“There’s no doubt my aunt is dead. Lying still, a thin trickle of blood runs down from God knows where – she has no visible wounds. Taking her by the shoulders, I turn her over – face up. There is no doubt this is a corpse. ‘Corpse’ – I pronounce it softly – ‘corpse, corpse, corpse….” Mateusz Głowacki’s Killing Auntie is a story of struggle with his own demons, based on an unfinished novel by Andrzej Bursa from 1957.
10. The Big Leap, Kristoffer Karlsson Rus
There are three of them – a woman and two men. One day they meet on the roof of a skyscraper. They all have the same intention – they want to commit suicide. Why? They feel helpless in the face of the rising toll of the growing financial crisis. In these circumstances there arises a conflict among the characters – each of them has a different opinion on life after death. Sarah is a believer, John an atheist and agnostic Ben remains undecided. Taking the big leap will be the only way to find out who among them is right.
11. Arena, Piotr Bernaś
Marcin Różalski in the film Arena, dir. Piotr Bernaś, photo: Studio Munka.
What are the reasons for a man’s quest for self-destruction? What motivates a man to choose a life of eternal struggle, mutilating his body and risking his health? Arena is a film about contemporary games, arenas and gladiators. The documentary by Peter Bernaś offers a nonverbal impression of Marcin Różalski, a Polish MMA competitor. It is a story of pain, sacrifice and solitude from which there is no escape.
12. The Photograph / Zdjęcie, Maciej Adamek
At 17, Adam finds an old photograph of his mother with a strange man. Intrigued by his discovery, he embarks on a quest to find the truth of his paternity. Maciej Adamek’s screenplay for The Photograph received first prize in the 2006 Hartley-Merrill competition, and in 2012 the film was awarded the Silver Zenit in Montreal at the 36th International Film Festival.
13. Kamchatka / Kamczatka, Jerzy Kowynia
Stach is serving out a prison sentence of several years. When his mother commits suicide, he receives a pass to attend her funeral. At home he meets with his long-unseen father, his sister Marta, and her boyfriend. Over a long conversation, family secrets are revealed.
Jerzy Kowynia was honored at the 32nd Youth and Film Festival in Koszalin, where the jury also lauded the excellent performances of Tomasz Sobczak and Edyta Torhan.
14. The Mother / Matka, Łukasz Ostalski
Danuta Stenka i Rafał Fudalej in the film The Mother, dir. Łukasz Ostalski, photo: Młodzi i Film.
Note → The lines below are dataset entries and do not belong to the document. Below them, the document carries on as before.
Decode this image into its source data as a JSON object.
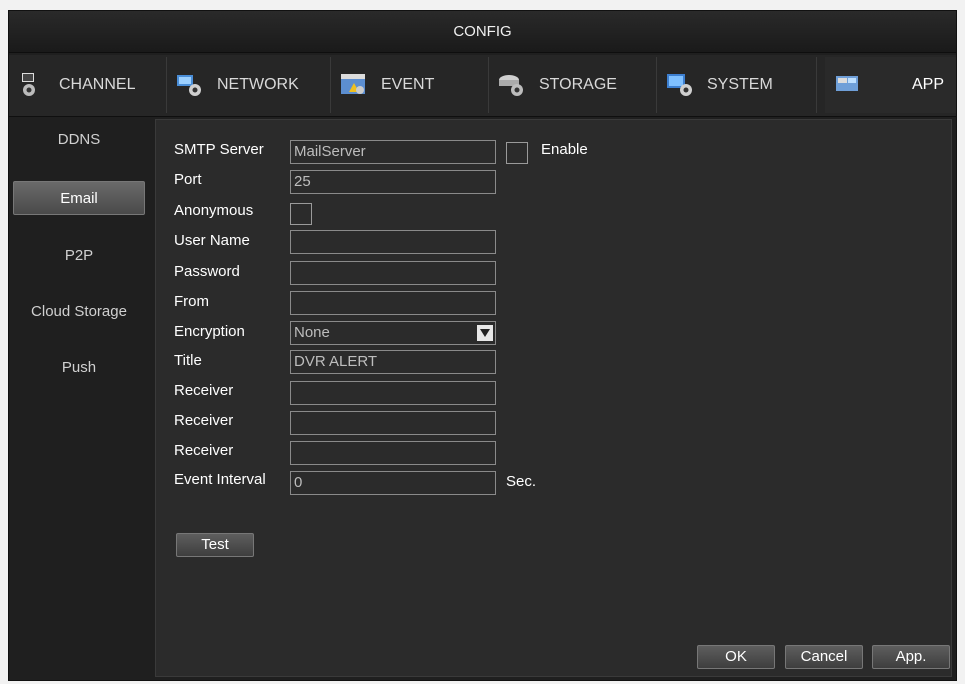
{
  "window": {
    "title": "CONFIG"
  },
  "tabs": [
    {
      "label": "CHANNEL",
      "icon": "channel-icon"
    },
    {
      "label": "NETWORK",
      "icon": "network-icon"
    },
    {
      "label": "EVENT",
      "icon": "event-icon"
    },
    {
      "label": "STORAGE",
      "icon": "storage-icon"
    },
    {
      "label": "SYSTEM",
      "icon": "system-icon"
    },
    {
      "label": "APP",
      "icon": "app-icon",
      "active": true
    }
  ],
  "sidebar": {
    "items": [
      "DDNS",
      "Email",
      "P2P",
      "Cloud Storage",
      "Push"
    ],
    "active": "Email"
  },
  "form": {
    "smtp_server": {
      "label": "SMTP Server",
      "value": "MailServer"
    },
    "enable": {
      "label": "Enable",
      "checked": false
    },
    "port": {
      "label": "Port",
      "value": "25"
    },
    "anonymous": {
      "label": "Anonymous",
      "checked": false
    },
    "user_name": {
      "label": "User Name",
      "value": ""
    },
    "password": {
      "label": "Password",
      "value": ""
    },
    "from": {
      "label": "From",
      "value": ""
    },
    "encryption": {
      "label": "Encryption",
      "value": "None"
    },
    "title": {
      "label": "Title",
      "value": "DVR ALERT"
    },
    "receiver1": {
      "label": "Receiver",
      "value": ""
    },
    "receiver2": {
      "label": "Receiver",
      "value": ""
    },
    "receiver3": {
      "label": "Receiver",
      "value": ""
    },
    "event_interval": {
      "label": "Event Interval",
      "value": "0",
      "unit": "Sec."
    }
  },
  "buttons": {
    "test": "Test",
    "ok": "OK",
    "cancel": "Cancel",
    "apply": "App."
  },
  "colors": {
    "background": "#2b2b2b",
    "text": "#ffffff",
    "field_border": "#8a8a8a"
  }
}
Małgorzata, an important politician, is headed to her lake house. Her son – a drug addict – needs help. Małgorzata asks her daughter for support. Upon arrival, they discover him semi-conscious, and the mutilated body of a young girl. In the face of tragedy, their relationships become further complicated as repressed traumas are revealed. In the end, Małgorzata must make the hardest decision of her life. This debut by Łukasz Ostalski features Danuta Stenka in the lead role and received the Audience Award at the 43rd International Film Festival in Tampere, Finland.
15. Olena, Elżbieta Benkowska
Olena and Dima are traveling from Ukraine through Poland, en route to Sweden. On their journey, they are robbed and in the struggle a passport flies out the window. The young travelers have to find it before they can depart on the ferry to Sweden. As they search, the real reason for their trip comes to light. This debut film by Elżbieta Benkowska represented iPoland in Cannes at the short competition of the 66th International Film Festival.
Source: press materials, personal sources
Edited: BS 02.07.2013
Translation: AA 03.07.2013